In an attempt to expedite legislation to secure US election systems, senators have introduced a new version of the Secure Elections Act as an amendment to the National Defense Authorization Act (NDAA).
With discussions of the NDAA reportedly on next week’s agenda, Sens. James Lankford (R-Olka.) and Amy Klobuchar (D-Minn.) – backed by bipartisan cosponsors – have inserted their legislation as part of the annual defense policy legislation, according to The Hill.
In December of last year, after it was confirmed that Russian hackers had attempted to influence the 2016 election by targeting the election-related systems in 21 states, lawmakers introduced the Secure Elections Act, aimed at fortifying election systems.
Leading the effort to mitigate the risk of any foreign interference in future elections, Sens. Lankford and Klobuchar have since been revising the legislation amid concerns of the federal government taking over control of elections.
“The security of our election systems is a major national security issue, and it is appropriate for this legislation to be included in the National Defense Authorization Act,” Lankford said in a statement. “This legislation will help states prepare our election infrastructure for the possibility of interference from Russia, Iran, North Korea, or a domestic hacktivist group.”
The most recent version of the bill has eliminated a grant program that was originally intended to aid states in updating vulnerable systems; however, a recently approved omnibus package reportedly negated the need for such a grant, as the package includes $380m for states to secure their election systems. That money is to be distributed across all 50 states.
According to John Sebes, co-founder of the OSET Institute and CTO of its TrustTheVote Project, and William Crowell partner at Alsop Louie Partners, “The recent $380 million of federal funding to replace paperless voting machinery and improve cybersecurity is desperately needed, but it is unlikely to ensure the long-term cybersecurity of U.S. election technology.”

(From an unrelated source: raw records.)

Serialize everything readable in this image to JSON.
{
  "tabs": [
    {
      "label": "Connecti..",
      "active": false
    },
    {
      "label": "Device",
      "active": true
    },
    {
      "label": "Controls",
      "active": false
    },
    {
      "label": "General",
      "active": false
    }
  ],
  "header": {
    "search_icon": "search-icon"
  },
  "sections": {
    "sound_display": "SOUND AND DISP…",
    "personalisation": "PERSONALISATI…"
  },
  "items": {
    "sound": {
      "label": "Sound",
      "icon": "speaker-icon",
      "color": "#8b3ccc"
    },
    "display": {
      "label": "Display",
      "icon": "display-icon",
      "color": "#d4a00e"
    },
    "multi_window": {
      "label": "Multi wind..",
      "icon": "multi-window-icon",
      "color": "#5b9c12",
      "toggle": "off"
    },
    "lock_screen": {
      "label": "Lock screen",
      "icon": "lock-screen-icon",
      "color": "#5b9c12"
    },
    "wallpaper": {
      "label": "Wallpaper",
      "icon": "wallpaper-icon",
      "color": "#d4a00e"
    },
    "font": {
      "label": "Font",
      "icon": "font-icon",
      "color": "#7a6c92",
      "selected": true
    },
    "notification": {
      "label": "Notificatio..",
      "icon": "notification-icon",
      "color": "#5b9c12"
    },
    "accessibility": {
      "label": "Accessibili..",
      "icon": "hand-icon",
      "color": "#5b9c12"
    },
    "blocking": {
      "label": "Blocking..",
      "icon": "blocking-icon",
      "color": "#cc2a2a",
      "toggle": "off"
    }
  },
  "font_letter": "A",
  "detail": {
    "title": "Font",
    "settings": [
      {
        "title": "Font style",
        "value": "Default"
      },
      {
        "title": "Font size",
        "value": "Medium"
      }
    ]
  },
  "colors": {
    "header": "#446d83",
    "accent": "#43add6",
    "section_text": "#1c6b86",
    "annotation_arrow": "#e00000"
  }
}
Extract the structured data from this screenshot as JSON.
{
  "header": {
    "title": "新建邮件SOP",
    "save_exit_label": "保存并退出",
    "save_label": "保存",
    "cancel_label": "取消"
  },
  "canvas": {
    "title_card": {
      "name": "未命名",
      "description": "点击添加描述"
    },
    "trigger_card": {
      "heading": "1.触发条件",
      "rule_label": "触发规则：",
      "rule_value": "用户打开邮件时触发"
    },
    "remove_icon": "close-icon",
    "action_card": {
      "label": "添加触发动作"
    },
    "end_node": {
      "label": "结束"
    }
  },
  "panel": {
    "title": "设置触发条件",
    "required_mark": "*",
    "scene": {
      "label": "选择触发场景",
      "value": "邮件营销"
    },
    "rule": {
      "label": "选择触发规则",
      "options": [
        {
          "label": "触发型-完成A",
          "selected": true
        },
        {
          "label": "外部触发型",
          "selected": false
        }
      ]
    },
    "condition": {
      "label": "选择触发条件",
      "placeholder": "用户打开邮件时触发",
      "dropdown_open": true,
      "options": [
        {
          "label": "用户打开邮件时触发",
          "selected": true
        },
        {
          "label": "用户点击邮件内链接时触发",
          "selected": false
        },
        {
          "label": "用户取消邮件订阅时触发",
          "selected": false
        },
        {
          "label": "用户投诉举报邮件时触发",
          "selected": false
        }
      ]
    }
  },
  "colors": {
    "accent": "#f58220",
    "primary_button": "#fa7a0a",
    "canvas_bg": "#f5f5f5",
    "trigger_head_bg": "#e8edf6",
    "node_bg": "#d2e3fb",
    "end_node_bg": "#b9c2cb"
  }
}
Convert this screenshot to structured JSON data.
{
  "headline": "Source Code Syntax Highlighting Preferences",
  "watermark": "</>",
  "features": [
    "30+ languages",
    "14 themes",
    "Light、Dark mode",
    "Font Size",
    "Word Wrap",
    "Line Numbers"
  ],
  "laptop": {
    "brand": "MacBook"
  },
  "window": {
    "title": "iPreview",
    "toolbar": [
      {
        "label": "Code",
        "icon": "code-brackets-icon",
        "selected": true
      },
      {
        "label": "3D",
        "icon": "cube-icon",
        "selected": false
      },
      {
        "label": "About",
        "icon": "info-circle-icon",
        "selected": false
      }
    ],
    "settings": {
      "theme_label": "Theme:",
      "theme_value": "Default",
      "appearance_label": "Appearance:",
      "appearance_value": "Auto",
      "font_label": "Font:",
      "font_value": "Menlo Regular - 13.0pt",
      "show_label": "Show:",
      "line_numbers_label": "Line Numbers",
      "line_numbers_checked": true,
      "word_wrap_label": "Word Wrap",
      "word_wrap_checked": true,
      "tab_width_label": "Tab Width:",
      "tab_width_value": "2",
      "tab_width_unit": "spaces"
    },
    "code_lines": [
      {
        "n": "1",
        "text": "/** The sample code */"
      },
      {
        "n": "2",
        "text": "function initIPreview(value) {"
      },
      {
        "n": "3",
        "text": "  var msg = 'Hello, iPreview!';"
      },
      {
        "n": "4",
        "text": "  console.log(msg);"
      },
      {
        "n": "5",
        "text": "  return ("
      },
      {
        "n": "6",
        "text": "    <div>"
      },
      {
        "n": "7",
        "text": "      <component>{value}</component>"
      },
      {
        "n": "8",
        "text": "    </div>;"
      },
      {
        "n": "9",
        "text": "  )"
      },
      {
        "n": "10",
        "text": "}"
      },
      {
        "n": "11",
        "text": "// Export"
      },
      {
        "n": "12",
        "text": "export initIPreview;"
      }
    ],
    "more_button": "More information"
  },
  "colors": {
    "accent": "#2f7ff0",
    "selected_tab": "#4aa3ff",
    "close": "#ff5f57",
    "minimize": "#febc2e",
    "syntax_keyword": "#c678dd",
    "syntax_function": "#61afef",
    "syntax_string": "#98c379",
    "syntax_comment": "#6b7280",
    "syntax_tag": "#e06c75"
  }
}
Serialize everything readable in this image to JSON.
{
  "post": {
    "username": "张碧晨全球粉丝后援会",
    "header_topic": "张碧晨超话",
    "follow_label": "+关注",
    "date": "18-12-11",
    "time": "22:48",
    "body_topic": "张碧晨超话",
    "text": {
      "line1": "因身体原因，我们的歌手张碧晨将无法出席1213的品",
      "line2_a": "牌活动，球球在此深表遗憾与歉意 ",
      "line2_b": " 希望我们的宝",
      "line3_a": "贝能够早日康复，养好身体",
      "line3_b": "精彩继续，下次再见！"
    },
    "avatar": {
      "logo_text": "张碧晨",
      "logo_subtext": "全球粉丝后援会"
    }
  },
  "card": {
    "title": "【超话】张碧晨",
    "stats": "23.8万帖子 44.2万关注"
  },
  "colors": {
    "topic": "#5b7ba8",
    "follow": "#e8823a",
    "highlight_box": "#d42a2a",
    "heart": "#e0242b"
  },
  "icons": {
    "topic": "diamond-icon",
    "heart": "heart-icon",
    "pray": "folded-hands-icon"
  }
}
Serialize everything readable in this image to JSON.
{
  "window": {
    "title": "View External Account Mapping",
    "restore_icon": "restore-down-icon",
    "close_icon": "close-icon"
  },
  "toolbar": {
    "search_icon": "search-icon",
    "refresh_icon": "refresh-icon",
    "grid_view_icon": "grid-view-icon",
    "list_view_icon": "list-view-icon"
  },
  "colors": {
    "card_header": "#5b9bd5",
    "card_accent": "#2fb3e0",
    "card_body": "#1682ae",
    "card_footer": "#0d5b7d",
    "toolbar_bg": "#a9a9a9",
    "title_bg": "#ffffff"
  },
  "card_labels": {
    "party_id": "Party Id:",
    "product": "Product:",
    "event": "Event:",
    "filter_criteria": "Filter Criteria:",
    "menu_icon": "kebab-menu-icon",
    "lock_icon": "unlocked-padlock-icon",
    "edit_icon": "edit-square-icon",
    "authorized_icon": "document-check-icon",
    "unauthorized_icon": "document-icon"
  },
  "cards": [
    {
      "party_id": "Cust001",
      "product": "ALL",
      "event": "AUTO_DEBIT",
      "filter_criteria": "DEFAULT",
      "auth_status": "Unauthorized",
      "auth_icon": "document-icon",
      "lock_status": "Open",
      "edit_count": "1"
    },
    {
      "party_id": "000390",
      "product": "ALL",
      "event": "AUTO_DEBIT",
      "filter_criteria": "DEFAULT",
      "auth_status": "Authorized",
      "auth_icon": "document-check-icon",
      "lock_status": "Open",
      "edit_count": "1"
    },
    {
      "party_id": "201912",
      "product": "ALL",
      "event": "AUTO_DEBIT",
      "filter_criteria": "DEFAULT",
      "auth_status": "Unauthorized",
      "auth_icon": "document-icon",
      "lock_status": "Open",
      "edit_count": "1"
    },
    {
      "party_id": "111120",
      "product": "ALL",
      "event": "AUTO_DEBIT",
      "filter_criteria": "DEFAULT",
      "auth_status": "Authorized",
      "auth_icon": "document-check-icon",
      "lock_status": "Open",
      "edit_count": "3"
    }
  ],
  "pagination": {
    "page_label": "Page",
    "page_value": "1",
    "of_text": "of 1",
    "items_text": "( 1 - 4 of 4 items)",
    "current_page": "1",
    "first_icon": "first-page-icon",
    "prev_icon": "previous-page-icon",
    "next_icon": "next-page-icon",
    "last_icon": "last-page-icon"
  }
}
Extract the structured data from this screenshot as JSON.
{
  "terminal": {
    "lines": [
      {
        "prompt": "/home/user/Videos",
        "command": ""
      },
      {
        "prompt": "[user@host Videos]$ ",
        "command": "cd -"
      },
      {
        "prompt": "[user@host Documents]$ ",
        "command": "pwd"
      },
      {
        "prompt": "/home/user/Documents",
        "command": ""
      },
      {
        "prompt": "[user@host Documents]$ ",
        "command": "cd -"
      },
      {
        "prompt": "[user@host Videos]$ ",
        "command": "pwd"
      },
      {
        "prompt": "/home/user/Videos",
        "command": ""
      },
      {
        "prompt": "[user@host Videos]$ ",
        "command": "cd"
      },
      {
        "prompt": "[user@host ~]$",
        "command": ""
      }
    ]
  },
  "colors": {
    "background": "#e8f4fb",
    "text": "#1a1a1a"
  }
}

As the nation coasts toward the 2018 midterm election, “there are likely a number of vulnerabilities that states may not even be aware of yet,” wrote Sergio Valente, author, OSET Institute, “not to mention budget constraints and a lack of clarity whether states’ allocations of the recent $380 million of federal funding to improve cybersecurity or replace paperless voting machines will have desired impact in time.”